Extracted records:
◆ ◆ ◆ ◆
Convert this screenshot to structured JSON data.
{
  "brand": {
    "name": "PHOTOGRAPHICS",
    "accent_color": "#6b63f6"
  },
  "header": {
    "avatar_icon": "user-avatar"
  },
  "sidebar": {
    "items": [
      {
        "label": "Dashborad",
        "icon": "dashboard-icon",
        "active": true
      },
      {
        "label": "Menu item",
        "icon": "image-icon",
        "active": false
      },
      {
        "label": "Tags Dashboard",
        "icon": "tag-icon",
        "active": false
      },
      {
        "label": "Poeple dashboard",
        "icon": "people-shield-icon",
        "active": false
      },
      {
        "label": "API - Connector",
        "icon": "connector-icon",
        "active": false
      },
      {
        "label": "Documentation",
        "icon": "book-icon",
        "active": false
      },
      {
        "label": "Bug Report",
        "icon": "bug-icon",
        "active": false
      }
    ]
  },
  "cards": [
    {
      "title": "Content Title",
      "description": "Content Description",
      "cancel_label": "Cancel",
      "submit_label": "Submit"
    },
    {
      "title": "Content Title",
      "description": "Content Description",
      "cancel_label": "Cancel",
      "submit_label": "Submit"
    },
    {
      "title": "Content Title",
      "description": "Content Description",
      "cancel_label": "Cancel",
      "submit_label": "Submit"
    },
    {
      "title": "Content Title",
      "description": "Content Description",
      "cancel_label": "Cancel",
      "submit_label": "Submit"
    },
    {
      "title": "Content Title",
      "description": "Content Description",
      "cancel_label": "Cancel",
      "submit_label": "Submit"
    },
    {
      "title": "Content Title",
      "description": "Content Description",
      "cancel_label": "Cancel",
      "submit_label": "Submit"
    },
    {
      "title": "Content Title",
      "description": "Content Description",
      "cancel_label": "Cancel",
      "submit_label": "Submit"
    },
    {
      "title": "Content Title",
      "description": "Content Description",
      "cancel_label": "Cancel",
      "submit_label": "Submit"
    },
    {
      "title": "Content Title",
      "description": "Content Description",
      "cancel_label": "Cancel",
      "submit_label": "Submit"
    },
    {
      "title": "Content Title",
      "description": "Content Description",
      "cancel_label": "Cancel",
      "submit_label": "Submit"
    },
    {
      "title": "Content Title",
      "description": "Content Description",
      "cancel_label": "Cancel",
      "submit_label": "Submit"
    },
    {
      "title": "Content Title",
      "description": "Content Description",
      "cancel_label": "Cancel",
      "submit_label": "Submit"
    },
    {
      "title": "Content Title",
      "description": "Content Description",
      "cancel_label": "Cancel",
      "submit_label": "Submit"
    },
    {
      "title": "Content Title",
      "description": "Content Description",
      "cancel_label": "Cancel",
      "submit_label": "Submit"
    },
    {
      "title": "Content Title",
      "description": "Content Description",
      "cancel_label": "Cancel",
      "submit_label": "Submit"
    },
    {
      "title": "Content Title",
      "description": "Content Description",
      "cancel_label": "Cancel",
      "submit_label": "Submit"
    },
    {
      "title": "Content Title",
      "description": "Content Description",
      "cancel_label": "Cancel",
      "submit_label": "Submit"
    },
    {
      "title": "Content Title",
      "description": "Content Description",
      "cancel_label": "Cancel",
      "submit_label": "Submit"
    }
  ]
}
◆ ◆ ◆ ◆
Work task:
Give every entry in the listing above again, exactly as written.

Reply:
Convert this screenshot to structured JSON data.
{
  "brand": {
    "name": "PHOTOGRAPHICS",
    "accent_color": "#6b63f6"
  },
  "header": {
    "avatar_icon": "user-avatar"
  },
  "sidebar": {
    "items": [
      {
        "label": "Dashborad",
        "icon": "dashboard-icon",
        "active": true
      },
      {
        "label": "Menu item",
        "icon": "image-icon",
        "active": false
      },
      {
        "label": "Tags Dashboard",
        "icon": "tag-icon",
        "active": false
      },
      {
        "label": "Poeple dashboard",
        "icon": "people-shield-icon",
        "active": false
      },
      {
        "label": "API - Connector",
        "icon": "connector-icon",
        "active": false
      },
      {
        "label": "Documentation",
        "icon": "book-icon",
        "active": false
      },
      {
        "label": "Bug Report",
        "icon": "bug-icon",
        "active": false
      }
    ]
  },
  "cards": [
    {
      "title": "Content Title",
      "description": "Content Description",
      "cancel_label": "Cancel",
      "submit_label": "Submit"
    },
    {
      "title": "Content Title",
      "description": "Content Description",
      "cancel_label": "Cancel",
      "submit_label": "Submit"
    },
    {
      "title": "Content Title",
      "description": "Content Description",
      "cancel_label": "Cancel",
      "submit_label": "Submit"
    },
    {
      "title": "Content Title",
      "description": "Content Description",
      "cancel_label": "Cancel",
      "submit_label": "Submit"
    },
    {
      "title": "Content Title",
      "description": "Content Description",
      "cancel_label": "Cancel",
      "submit_label": "Submit"
    },
    {
      "title": "Content Title",
      "description": "Content Description",
      "cancel_label": "Cancel",
      "submit_label": "Submit"
    },
    {
      "title": "Content Title",
      "description": "Content Description",
      "cancel_label": "Cancel",
      "submit_label": "Submit"
    },
    {
      "title": "Content Title",
      "description": "Content Description",
      "cancel_label": "Cancel",
      "submit_label": "Submit"
    },
    {
      "title": "Content Title",
      "description": "Content Description",
      "cancel_label": "Cancel",
      "submit_label": "Submit"
    },
    {
      "title": "Content Title",
      "description": "Content Description",
      "cancel_label": "Cancel",
      "submit_label": "Submit"
    },
    {
      "title": "Content Title",
      "description": "Content Description",
      "cancel_label": "Cancel",
      "submit_label": "Submit"
    },
    {
      "title": "Content Title",
      "description": "Content Description",
      "cancel_label": "Cancel",
      "submit_label": "Submit"
    },
    {
      "title": "Content Title",
      "description": "Content Description",
      "cancel_label": "Cancel",
      "submit_label": "Submit"
    },
    {
      "title": "Content Title",
      "description": "Content Description",
      "cancel_label": "Cancel",
      "submit_label": "Submit"
    },
    {
      "title": "Content Title",
      "description": "Content Description",
      "cancel_label": "Cancel",
      "submit_label": "Submit"
    },
    {
      "title": "Content Title",
      "description": "Content Description",
      "cancel_label": "Cancel",
      "submit_label": "Submit"
    },
    {
      "title": "Content Title",
      "description": "Content Description",
      "cancel_label": "Cancel",
      "submit_label": "Submit"
    },
    {
      "title": "Content Title",
      "description": "Content Description",
      "cancel_label": "Cancel",
      "submit_label": "Submit"
    }
  ]
}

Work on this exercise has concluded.